A Cornell-led team took a novel, interdisciplinary approach to analyzing the behavior of breast tumor cells by employing a statistical modeling technique more commonly used in physics and economics. The team was able to demonstrate how the diversity, or heterogeneity, of cancer cells can be influenced by their chemical environment -- namely, by interactions with a specific protein, which leads to tumor growth. The researchers' paper, "Lymphoidal Chemokine CCL19 Promoted the Heterogeneity of the Breast Tumor Cell Motility Within a 3D Microenvironment Revealed by a Lévy Distribution Analysis," published Feb. 14 in Integrative Biology. Learn More

A Ludwig Cancer Research study has identified a mechanism by which regulatory T cells, which suppress immune responses, adapt their metabolism to thrive in the harsh microenvironment of the tumor. This mechanism, the study finds, is exclusively engaged by regulatory T cells (Tregs) that reside in tumors and could be disrupted to selectively target such Tregs and boost the effects of cancer immunotherapy. Learn More

Feedback is regarded as a crucial component of a successful business culture. Used correctly, it can enhance performance and teamwork. But how do different types of feedback impact interactions among employees?
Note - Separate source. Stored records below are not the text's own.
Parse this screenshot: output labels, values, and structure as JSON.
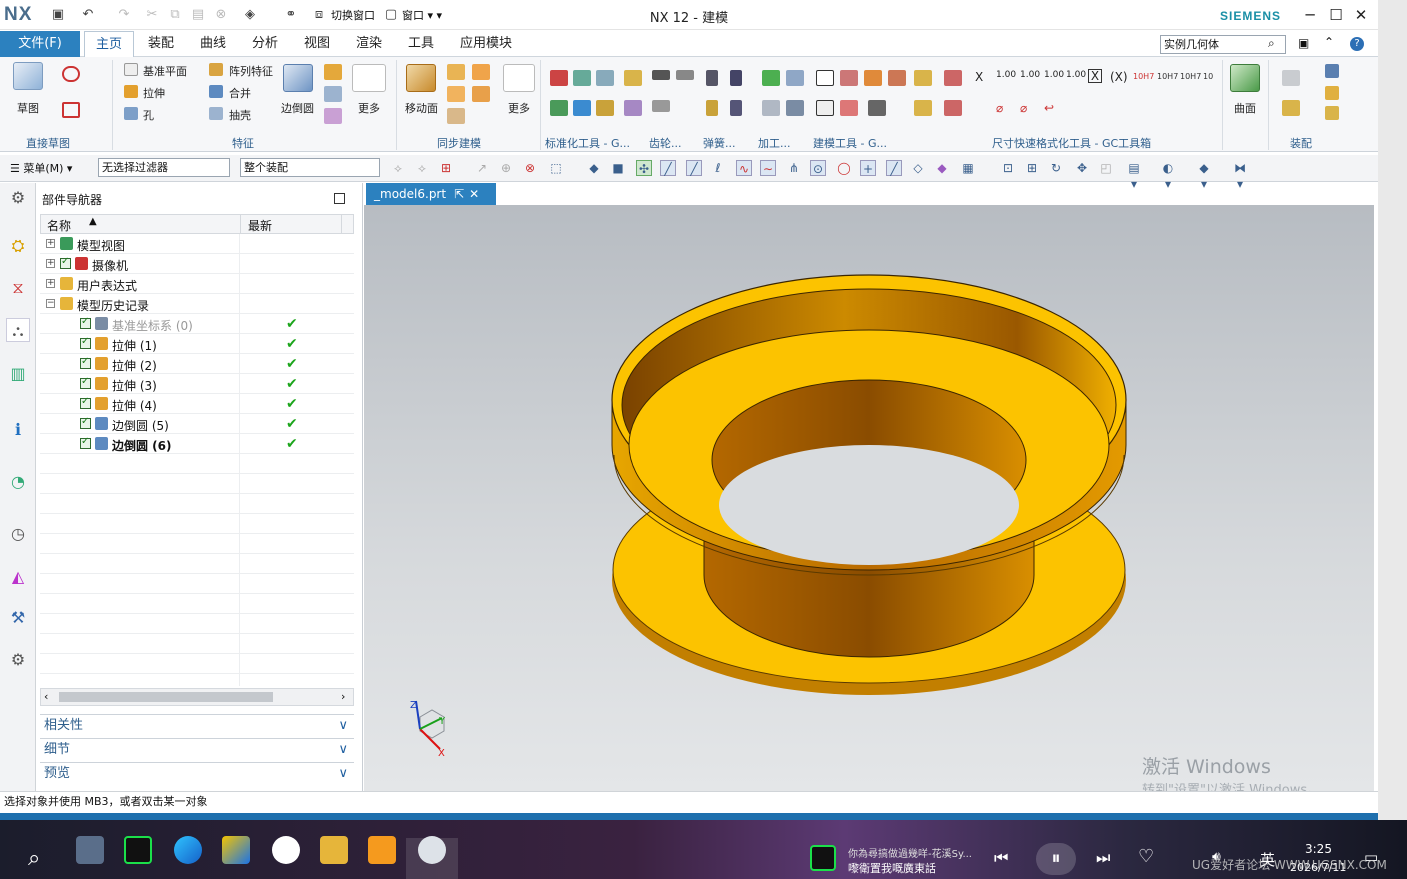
{
  "app": {
    "logo": "NX",
    "title": "NX 12 - 建模",
    "brand": "SIEMENS"
  },
  "menu": {
    "file": "文件(F)",
    "tabs": [
      "主页",
      "装配",
      "曲线",
      "分析",
      "视图",
      "渲染",
      "工具",
      "应用模块"
    ],
    "active_tab": "主页",
    "search": "实例几何体"
  },
  "ribbon": {
    "sketch": "草图",
    "sketch_group": "直接草图",
    "datum_plane": "基准平面",
    "pattern_feature": "阵列特征",
    "extrude": "拉伸",
    "unite": "合并",
    "hole": "孔",
    "shell": "抽壳",
    "edge_blend": "边倒圆",
    "more": "更多",
    "feature_group": "特征",
    "move_face": "移动面",
    "more2": "更多",
    "sync_group": "同步建模",
    "std_tools": "标准化工具 - G...",
    "gear": "齿轮...",
    "spring": "弹簧...",
    "machining": "加工...",
    "modeling_tools": "建模工具 - G...",
    "dim_group": "尺寸快速格式化工具 - GC工具箱",
    "surface": "曲面",
    "assembly": "装配"
  },
  "toolbar2": {
    "menu": "菜单(M)",
    "filter": "无选择过滤器",
    "scope": "整个装配"
  },
  "navigator": {
    "title": "部件导航器",
    "col_name": "名称",
    "col_latest": "最新",
    "rows": [
      {
        "label": "模型视图"
      },
      {
        "label": "摄像机"
      },
      {
        "label": "用户表达式"
      },
      {
        "label": "模型历史记录"
      },
      {
        "label": "基准坐标系 (0)"
      },
      {
        "label": "拉伸 (1)"
      },
      {
        "label": "拉伸 (2)"
      },
      {
        "label": "拉伸 (3)"
      },
      {
        "label": "拉伸 (4)"
      },
      {
        "label": "边倒圆 (5)"
      },
      {
        "label": "边倒圆 (6)"
      }
    ],
    "panels": [
      "相关性",
      "细节",
      "预览"
    ]
  },
  "viewport": {
    "tab": "_model6.prt",
    "axis_x": "X",
    "axis_y": "Y",
    "axis_z": "Z",
    "activate1": "激活 Windows",
    "activate2": "转到\"设置\"以激活 Windows。"
  },
  "status": "选择对象并使用 MB3，或者双击某一对象",
  "taskbar": {
    "song1": "你為尋搞做過幾咩-花溪Sy...",
    "song2": "嚟衛置我嘅廣東話",
    "ime": "英",
    "time": "3:25",
    "date": "2026/7/11",
    "forum": "UG爱好者论坛 WWW.UGSNX.COM"
  },
  "colors": {
    "accent": "#2c81bf",
    "part_light": "#fcc300",
    "part_dark": "#b86a00"
  }
}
In a recent study, researchers from the Max Planck Institute for Human Development and the IESE Business School in Barcelona investigated which types of feedback tend to lead to cooperative behaviors and which to competitive behaviors. To this end, 112 students of different disciplines and 28 managers, all of whom had at least seven years of professional experience, were invited to participate in a laboratory experiment. The results have been published in the Journal of Behavioral Decision Making. Learn More
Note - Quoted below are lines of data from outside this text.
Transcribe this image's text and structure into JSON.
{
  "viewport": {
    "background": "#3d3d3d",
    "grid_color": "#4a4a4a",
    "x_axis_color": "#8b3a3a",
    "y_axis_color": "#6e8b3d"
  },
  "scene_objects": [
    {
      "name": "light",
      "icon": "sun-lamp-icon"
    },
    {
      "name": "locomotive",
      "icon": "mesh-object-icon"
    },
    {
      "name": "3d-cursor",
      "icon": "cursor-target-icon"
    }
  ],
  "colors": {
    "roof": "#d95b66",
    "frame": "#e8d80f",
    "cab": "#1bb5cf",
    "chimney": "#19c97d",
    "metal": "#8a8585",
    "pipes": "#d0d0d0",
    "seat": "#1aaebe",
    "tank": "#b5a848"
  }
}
The field of synthetic biology does not only observe and describe processes of life but also mimics them. A key characteristic of life is the ability to ability for replication, which means the maintenance of a chemical system. Scientists at the Max Planck Institute of Biochemistry in Martinsried generated a system, which is able to regenerate parts of its own DNA and protein building blocks. The scientists assembled the artificial genomes from up to eleven ring-shaped pieces of DNA. This modular structure enables them to insert or remove certain DNA segments easily. Learn More

Experts have been unable to explain why cells from bacteria to humans leak essential chemicals necessary for growth into their environment. Previously, biologists could only say that leaking is an inherent property of cell membranes caused by fundamental rules of chemistry. However, researchers used dynamical-system modeling, in combination with computer simulations, to determine that leaking one essential upstream chemical component of the pathway allows the end product to be produced more efficiently. Thus, leaking is something cells do to selfishly enhance their own growth. Learn More

The New England Journal of Medicine has published an article raising questions about the use of observational real-world evidence (RWE), and how part of this drive toward using nonrandomized studies to assess the effects of treatments is due to the expensive and complex way that randomized clinical trials are being conducted. The timing of the article coincides with the US FDA Commissioner Stephen Hahn recently pointing to the importance of RWE, saying, "I believe there is great promise in the effective use and integration of patient-level data or real-world evidence such as electronic health records, clinical trials, medical studies, and patient registries." Learn More